Following the informed consumer is the wise guy. The wise guy sees the illustrated sign, the colorful syrups, the pomp of salesmanship (and beneath this thin veneer, the stench of capitalism) and seeks only to unnerve my entire performance. “Hawaiian Shave Ice?” they ask me. God curse Chad for accentuating the glossy banner strung in front of my stand with this qualifier, “Hawaiian”. “So what’s the difference between a regular ol’ shave ice and this Hawaiian variety?” they ask me. This detail became integral to my act over time. On any given day I would try not to give the same explanation twice, but I had my favorites. Most often I distinguished my “Hawaiian” variety by the angle at which the blade was positioned against the ice block. A traditional shave ice was set at a brute 40 degrees, while this “Hawaiian” shave ice was set at a brisk but gentle 15 degrees, its product fluffier and more absorbent. If my explanations invited any skepticism from my audience, I would flash a confident, southern-grown smirk and imagine spitting into my aluminum spittoon.
It was in light of these experiences as a performer and a salesman that I meditated on the relationship between one’s identities. The most obvious characteristic of this period in my life was the reflex to greet someone with “howdy” in passing salutation. Never completely ironic, never completely sincere, I’ve accepted this idiosyncrasy as an unfortunate symptom of my shave ice days. But more than that, I’m asked to consider what it would’ve been for things to be otherwise. Was my performance an act of self-betrayal or a reinvention? When Plenty Coup, a native American mystic and chieftain of the Crow nation, was faced with the erosion of traditional values, he was called upon to make the same evaluation. His wisdom shows us that articles like the coup stick, a symbol for resistance and perseverance, can easily become lost to the pages of obscure prerequisite literature, but the transcendent values guided by the “who” of a people can survive any shift in context. I believe that, even in deceit, something of my real self propagated my actions and gave shape to my salesman alter-ego. I’m reminded of an exchange in Holy Motors:
L’Homme à la tache de vin: What makes you carry on, Oscar?
Mr. Oscar: What made me start, the beauty of the act.
L’Homme à la tache de vin: Beauty? They say it’s in the eye, the eye of the beholder.
Mr. Oscar: And if there’s no more beholder?
The foxy capitalist that hustled shave ice on the beach in those days is still very much a part of who I am, not in its very nature, but as a reflection of myself.

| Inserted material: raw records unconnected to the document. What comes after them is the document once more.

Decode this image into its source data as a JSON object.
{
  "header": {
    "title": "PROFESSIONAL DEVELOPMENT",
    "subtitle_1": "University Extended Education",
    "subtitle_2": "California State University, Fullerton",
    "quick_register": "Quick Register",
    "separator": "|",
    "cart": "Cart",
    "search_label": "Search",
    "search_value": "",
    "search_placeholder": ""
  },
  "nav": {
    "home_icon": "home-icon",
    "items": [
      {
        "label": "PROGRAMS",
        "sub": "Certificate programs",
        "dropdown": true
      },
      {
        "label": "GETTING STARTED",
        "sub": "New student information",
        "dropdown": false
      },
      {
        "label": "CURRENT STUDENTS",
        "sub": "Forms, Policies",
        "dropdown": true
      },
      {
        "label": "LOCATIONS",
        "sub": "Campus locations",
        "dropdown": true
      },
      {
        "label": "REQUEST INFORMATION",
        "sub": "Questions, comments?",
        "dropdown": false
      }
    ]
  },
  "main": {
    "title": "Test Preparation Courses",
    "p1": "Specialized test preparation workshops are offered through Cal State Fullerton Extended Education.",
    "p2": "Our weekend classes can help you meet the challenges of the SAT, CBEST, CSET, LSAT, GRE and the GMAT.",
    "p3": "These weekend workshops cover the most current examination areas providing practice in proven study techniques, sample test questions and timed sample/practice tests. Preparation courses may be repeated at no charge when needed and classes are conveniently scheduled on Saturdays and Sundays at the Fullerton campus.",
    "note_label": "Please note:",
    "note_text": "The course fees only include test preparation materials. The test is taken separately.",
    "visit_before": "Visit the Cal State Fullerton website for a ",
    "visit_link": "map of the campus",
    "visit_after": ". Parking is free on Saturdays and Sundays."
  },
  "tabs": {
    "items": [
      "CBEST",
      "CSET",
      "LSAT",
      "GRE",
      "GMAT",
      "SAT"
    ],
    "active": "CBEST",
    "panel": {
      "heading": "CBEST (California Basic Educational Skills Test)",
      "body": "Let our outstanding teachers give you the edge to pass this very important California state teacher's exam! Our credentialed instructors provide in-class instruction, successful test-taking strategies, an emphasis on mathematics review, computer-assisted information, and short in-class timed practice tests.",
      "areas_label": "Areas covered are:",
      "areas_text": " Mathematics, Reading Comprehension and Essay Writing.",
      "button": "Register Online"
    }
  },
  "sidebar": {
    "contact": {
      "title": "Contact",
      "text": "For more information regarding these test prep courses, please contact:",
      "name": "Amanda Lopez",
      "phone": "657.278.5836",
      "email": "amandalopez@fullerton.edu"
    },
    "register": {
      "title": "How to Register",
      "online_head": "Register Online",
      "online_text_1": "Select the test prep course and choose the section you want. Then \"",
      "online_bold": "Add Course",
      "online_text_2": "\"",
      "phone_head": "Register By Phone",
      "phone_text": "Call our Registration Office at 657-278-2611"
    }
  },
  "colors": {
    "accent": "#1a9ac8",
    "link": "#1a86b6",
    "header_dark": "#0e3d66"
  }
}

With each encounter I became more of the shrewd businessman who helped me shave my first ice, but under the brim of my hat I still felt the rush of a mad satyr hiding before everyone’s eyes.